| DIRECTIONS FOR THIS TASK |
Search the entries for the word "text" and pull out each line that has it.
##### MATERIAL SUPPLIED #####
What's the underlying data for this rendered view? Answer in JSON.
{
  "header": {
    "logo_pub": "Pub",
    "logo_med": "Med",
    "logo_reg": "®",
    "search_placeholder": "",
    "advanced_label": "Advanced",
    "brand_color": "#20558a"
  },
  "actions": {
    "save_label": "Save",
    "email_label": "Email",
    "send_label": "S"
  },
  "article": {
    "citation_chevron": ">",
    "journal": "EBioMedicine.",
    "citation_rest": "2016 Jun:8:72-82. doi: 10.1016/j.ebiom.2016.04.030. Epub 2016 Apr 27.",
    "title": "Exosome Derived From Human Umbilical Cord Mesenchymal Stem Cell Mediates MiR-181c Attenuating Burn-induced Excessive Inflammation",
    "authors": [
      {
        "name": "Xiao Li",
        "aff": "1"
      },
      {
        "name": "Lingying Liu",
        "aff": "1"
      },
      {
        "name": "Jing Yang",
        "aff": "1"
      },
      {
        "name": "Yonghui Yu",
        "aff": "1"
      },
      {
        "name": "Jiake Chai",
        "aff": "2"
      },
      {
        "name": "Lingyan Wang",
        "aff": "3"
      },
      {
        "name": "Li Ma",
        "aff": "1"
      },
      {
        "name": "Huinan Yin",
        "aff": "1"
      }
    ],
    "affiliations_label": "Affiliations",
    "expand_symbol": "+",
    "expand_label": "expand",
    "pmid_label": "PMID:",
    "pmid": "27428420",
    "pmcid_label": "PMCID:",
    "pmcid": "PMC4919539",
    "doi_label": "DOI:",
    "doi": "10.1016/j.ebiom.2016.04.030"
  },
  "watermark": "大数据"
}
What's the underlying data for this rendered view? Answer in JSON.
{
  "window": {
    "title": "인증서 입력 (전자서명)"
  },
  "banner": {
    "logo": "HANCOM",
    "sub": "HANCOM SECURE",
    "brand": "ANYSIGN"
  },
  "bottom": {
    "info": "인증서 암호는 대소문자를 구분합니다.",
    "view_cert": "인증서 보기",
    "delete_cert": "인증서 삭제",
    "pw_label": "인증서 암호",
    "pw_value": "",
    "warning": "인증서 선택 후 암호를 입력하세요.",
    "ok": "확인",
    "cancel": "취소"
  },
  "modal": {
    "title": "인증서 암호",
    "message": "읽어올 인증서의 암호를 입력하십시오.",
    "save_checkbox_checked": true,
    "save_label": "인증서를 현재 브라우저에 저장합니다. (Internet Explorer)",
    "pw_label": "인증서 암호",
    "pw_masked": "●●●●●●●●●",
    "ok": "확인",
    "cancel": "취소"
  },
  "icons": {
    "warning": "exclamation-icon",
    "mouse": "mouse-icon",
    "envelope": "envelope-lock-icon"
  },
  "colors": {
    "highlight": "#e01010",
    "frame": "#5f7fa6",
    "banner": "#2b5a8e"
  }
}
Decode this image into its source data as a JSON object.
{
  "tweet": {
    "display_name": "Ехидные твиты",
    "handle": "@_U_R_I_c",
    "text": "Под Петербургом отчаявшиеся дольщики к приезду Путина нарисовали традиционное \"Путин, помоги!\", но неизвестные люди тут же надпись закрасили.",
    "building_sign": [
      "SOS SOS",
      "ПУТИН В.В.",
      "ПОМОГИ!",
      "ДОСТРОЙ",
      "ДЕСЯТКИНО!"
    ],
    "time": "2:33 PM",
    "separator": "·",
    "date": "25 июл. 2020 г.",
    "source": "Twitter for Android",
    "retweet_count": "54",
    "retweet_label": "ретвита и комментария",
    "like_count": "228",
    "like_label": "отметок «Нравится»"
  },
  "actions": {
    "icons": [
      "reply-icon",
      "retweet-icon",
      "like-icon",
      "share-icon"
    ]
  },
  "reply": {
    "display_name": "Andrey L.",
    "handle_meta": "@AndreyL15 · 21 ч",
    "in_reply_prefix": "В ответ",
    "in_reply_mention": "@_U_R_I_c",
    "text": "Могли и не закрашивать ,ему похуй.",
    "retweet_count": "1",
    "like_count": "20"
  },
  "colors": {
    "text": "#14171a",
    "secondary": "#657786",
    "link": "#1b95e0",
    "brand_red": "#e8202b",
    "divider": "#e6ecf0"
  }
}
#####
| FINAL ANSWER |
    "text": "Под Петербургом отчаявшиеся дольщики к приезду Путина нарисовали традиционное \"Путин, помоги!\", но неизвестные люди тут же надпись закрасили.",
    "text": "Могли и не закрашивать ,ему похуй.",
    "text": "#14171a",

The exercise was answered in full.